> **Your task**: Lines in the listing below that hold "Information" are the ones to copy.

+++++

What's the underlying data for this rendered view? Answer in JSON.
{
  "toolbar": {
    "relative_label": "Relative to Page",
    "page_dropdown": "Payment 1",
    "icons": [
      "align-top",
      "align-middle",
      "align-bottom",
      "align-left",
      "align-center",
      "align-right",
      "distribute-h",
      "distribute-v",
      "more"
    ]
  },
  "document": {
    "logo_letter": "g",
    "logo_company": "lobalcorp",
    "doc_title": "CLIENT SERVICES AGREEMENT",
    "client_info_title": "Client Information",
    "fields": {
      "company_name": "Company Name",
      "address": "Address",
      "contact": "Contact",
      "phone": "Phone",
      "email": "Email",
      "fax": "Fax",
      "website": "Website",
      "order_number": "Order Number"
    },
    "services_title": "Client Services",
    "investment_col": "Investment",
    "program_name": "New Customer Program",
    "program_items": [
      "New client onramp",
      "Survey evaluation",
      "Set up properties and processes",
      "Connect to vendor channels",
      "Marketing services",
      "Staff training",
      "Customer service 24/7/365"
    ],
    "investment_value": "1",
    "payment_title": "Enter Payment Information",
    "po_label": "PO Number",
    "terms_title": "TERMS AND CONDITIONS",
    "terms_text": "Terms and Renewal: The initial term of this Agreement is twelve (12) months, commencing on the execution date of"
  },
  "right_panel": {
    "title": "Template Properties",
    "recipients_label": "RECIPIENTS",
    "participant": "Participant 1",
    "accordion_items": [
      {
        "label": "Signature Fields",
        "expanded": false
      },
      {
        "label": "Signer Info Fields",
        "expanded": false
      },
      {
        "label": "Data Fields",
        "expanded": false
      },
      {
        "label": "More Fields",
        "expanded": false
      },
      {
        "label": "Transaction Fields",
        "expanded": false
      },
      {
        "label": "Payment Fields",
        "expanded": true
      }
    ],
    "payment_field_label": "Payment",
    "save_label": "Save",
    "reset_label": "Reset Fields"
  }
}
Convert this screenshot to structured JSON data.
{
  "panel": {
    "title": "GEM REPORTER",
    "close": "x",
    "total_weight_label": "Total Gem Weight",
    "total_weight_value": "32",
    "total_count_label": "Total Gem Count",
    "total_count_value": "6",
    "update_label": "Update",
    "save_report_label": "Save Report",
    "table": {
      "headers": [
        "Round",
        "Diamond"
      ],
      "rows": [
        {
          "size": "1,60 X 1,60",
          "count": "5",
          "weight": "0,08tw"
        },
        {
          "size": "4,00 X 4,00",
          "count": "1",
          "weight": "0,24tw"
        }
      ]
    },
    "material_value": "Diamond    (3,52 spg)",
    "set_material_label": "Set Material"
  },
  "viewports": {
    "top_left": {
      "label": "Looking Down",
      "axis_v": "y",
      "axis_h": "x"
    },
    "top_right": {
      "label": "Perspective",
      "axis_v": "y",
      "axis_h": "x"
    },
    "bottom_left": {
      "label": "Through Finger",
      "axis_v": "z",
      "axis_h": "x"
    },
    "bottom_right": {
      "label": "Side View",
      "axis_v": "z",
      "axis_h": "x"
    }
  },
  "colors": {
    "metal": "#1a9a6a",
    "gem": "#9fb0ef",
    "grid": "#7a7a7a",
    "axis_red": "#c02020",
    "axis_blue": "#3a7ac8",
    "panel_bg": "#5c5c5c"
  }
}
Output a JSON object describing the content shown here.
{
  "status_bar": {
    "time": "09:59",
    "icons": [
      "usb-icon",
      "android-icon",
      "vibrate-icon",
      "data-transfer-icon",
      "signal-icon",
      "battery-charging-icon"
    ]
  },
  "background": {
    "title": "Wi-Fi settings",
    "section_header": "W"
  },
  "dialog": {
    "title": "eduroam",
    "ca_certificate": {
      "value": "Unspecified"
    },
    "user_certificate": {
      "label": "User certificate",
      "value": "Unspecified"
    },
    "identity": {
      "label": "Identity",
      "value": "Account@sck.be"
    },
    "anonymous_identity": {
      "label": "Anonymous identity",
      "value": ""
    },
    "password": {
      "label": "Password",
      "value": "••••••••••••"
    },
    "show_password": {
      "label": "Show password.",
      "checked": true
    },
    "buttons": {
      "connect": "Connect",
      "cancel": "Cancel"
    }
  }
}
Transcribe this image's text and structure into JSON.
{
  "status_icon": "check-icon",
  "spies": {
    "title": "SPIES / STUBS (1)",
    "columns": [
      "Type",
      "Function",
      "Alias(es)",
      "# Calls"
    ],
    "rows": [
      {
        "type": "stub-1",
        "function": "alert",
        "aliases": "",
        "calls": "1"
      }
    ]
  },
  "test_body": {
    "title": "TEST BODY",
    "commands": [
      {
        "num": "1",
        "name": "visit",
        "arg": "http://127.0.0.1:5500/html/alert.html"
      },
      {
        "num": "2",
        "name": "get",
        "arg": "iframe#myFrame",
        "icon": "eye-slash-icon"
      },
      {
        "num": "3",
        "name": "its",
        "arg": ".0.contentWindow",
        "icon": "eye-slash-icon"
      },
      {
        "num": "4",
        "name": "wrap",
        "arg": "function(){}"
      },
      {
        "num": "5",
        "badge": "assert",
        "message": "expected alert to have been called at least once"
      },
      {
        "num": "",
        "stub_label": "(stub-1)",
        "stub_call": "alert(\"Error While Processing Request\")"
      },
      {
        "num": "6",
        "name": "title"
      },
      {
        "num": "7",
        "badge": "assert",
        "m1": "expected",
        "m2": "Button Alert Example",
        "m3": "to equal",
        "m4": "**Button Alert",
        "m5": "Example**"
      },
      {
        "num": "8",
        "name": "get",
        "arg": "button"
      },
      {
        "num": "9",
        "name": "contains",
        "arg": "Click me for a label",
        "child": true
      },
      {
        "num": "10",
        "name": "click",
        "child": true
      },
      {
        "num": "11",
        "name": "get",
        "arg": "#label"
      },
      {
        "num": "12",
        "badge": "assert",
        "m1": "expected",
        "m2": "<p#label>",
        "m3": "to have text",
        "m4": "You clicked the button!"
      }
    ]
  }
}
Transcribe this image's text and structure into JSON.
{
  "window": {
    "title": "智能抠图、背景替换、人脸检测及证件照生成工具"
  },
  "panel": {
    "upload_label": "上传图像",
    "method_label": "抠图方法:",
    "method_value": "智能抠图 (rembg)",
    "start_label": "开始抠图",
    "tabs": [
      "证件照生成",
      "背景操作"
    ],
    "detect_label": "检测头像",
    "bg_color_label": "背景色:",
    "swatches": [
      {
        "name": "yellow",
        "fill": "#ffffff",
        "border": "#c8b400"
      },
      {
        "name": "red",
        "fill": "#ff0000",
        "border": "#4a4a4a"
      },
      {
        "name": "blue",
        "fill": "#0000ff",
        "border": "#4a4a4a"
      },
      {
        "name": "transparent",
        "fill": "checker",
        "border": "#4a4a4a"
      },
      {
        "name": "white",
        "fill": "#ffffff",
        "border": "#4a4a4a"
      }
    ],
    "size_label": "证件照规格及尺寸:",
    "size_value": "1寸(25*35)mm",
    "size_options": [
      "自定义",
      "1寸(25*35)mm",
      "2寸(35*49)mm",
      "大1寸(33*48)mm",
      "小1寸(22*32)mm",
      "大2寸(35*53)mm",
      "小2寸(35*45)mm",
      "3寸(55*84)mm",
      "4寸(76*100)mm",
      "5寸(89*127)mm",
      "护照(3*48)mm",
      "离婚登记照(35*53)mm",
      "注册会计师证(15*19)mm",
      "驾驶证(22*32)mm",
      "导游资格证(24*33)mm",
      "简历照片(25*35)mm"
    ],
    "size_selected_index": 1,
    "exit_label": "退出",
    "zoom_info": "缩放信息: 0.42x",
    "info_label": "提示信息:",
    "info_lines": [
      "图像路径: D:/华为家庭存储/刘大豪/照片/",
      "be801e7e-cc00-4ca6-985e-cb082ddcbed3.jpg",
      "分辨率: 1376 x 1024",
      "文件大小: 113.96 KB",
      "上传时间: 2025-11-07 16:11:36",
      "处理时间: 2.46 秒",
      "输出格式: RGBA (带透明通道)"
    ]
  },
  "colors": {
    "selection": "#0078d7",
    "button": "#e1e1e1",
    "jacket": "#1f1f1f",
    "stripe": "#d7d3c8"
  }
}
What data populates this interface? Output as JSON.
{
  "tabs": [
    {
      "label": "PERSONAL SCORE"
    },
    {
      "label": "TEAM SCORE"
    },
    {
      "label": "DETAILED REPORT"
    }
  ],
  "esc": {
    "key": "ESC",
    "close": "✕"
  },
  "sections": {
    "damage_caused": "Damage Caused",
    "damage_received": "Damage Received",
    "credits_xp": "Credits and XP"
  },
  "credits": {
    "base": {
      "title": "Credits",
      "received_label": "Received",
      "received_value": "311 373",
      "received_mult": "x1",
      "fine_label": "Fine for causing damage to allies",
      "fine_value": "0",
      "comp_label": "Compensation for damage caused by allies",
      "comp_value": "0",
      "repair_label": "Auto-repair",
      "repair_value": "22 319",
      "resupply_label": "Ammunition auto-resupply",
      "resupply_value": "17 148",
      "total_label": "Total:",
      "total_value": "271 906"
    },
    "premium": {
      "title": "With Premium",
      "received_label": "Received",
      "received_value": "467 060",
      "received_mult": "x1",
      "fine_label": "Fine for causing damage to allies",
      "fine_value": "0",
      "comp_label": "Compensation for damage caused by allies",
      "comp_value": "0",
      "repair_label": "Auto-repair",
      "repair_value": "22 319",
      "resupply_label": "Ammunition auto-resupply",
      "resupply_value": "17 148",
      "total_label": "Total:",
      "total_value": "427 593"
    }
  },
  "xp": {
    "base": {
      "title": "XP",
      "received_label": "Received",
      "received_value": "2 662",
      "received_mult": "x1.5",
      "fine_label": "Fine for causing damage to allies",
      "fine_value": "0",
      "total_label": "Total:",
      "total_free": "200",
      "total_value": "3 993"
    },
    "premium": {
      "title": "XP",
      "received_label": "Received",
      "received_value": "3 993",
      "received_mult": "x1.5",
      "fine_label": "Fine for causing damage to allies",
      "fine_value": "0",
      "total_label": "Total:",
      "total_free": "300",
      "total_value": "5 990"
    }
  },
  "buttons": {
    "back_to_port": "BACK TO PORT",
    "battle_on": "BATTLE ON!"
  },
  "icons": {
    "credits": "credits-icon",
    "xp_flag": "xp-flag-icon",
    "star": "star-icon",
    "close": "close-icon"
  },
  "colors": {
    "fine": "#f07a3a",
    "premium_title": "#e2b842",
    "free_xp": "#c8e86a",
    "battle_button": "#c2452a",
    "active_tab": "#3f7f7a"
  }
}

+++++

> **Response to this exercise**:
    "client_info_title": "Client Information",
    "payment_title": "Enter Payment Information",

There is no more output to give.